* [Your objective]:
An exact repetition of the records is required. Leave nothing out.

* [Data listing]:

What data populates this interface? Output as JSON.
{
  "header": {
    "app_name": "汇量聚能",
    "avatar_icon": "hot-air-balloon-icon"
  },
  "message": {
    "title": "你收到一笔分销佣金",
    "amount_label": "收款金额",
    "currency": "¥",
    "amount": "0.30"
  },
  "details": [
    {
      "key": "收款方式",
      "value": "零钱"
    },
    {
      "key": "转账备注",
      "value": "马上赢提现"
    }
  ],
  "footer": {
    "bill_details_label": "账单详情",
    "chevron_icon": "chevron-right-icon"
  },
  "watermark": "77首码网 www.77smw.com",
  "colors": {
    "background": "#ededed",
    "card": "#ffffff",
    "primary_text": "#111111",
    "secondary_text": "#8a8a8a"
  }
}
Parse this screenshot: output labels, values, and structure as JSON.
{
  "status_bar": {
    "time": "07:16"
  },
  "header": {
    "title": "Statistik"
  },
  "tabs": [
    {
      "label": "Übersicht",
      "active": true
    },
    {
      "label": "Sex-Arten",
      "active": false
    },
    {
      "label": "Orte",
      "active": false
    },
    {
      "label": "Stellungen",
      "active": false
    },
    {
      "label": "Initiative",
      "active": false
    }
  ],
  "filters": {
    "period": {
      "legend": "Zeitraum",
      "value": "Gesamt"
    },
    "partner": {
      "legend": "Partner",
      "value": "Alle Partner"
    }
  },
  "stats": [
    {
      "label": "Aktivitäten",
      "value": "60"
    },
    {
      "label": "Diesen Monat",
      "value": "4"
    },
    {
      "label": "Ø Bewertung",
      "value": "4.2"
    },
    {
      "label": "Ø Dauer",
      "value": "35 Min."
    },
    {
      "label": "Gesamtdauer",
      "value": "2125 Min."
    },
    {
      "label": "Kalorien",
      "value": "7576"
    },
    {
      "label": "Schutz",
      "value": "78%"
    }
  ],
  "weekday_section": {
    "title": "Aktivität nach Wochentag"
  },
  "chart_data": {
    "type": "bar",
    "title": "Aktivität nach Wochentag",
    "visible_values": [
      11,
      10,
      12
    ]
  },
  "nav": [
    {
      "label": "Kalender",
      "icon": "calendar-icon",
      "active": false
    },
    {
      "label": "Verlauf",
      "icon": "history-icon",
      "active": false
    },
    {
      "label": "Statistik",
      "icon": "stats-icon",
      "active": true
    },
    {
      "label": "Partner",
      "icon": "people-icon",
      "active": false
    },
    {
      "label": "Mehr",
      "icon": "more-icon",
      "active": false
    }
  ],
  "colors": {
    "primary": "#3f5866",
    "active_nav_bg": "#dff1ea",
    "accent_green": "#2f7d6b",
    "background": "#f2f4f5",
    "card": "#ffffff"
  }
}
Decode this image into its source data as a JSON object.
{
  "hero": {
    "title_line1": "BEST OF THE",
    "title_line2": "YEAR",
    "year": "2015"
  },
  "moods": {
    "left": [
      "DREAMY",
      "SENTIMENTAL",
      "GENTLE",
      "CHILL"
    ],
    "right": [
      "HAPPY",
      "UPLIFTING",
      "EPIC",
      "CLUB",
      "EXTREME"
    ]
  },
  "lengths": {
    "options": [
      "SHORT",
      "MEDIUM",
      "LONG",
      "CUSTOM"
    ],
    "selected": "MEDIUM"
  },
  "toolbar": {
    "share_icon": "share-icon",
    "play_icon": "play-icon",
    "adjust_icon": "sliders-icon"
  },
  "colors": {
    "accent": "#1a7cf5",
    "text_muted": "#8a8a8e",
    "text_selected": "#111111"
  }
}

* [Response box]:
What data populates this interface? Output as JSON.
{
  "header": {
    "app_name": "汇量聚能",
    "avatar_icon": "hot-air-balloon-icon"
  },
  "message": {
    "title": "你收到一笔分销佣金",
    "amount_label": "收款金额",
    "currency": "¥",
    "amount": "0.30"
  },
  "details": [
    {
      "key": "收款方式",
      "value": "零钱"
    },
    {
      "key": "转账备注",
      "value": "马上赢提现"
    }
  ],
  "footer": {
    "bill_details_label": "账单详情",
    "chevron_icon": "chevron-right-icon"
  },
  "watermark": "77首码网 www.77smw.com",
  "colors": {
    "background": "#ededed",
    "card": "#ffffff",
    "primary_text": "#111111",
    "secondary_text": "#8a8a8a"
  }
}
Parse this screenshot: output labels, values, and structure as JSON.
{
  "status_bar": {
    "time": "07:16"
  },
  "header": {
    "title": "Statistik"
  },
  "tabs": [
    {
      "label": "Übersicht",
      "active": true
    },
    {
      "label": "Sex-Arten",
      "active": false
    },
    {
      "label": "Orte",
      "active": false
    },
    {
      "label": "Stellungen",
      "active": false
    },
    {
      "label": "Initiative",
      "active": false
    }
  ],
  "filters": {
    "period": {
      "legend": "Zeitraum",
      "value": "Gesamt"
    },
    "partner": {
      "legend": "Partner",
      "value": "Alle Partner"
    }
  },
  "stats": [
    {
      "label": "Aktivitäten",
      "value": "60"
    },
    {
      "label": "Diesen Monat",
      "value": "4"
    },
    {
      "label": "Ø Bewertung",
      "value": "4.2"
    },
    {
      "label": "Ø Dauer",
      "value": "35 Min."
    },
    {
      "label": "Gesamtdauer",
      "value": "2125 Min."
    },
    {
      "label": "Kalorien",
      "value": "7576"
    },
    {
      "label": "Schutz",
      "value": "78%"
    }
  ],
  "weekday_section": {
    "title": "Aktivität nach Wochentag"
  },
  "chart_data": {
    "type": "bar",
    "title": "Aktivität nach Wochentag",
    "visible_values": [
      11,
      10,
      12
    ]
  },
  "nav": [
    {
      "label": "Kalender",
      "icon": "calendar-icon",
      "active": false
    },
    {
      "label": "Verlauf",
      "icon": "history-icon",
      "active": false
    },
    {
      "label": "Statistik",
      "icon": "stats-icon",
      "active": true
    },
    {
      "label": "Partner",
      "icon": "people-icon",
      "active": false
    },
    {
      "label": "Mehr",
      "icon": "more-icon",
      "active": false
    }
  ],
  "colors": {
    "primary": "#3f5866",
    "active_nav_bg": "#dff1ea",
    "accent_green": "#2f7d6b",
    "background": "#f2f4f5",
    "card": "#ffffff"
  }
}
Decode this image into its source data as a JSON object.
{
  "hero": {
    "title_line1": "BEST OF THE",
    "title_line2": "YEAR",
    "year": "2015"
  },
  "moods": {
    "left": [
      "DREAMY",
      "SENTIMENTAL",
      "GENTLE",
      "CHILL"
    ],
    "right": [
      "HAPPY",
      "UPLIFTING",
      "EPIC",
      "CLUB",
      "EXTREME"
    ]
  },
  "lengths": {
    "options": [
      "SHORT",
      "MEDIUM",
      "LONG",
      "CUSTOM"
    ],
    "selected": "MEDIUM"
  },
  "toolbar": {
    "share_icon": "share-icon",
    "play_icon": "play-icon",
    "adjust_icon": "sliders-icon"
  },
  "colors": {
    "accent": "#1a7cf5",
    "text_muted": "#8a8a8e",
    "text_selected": "#111111"
  }
}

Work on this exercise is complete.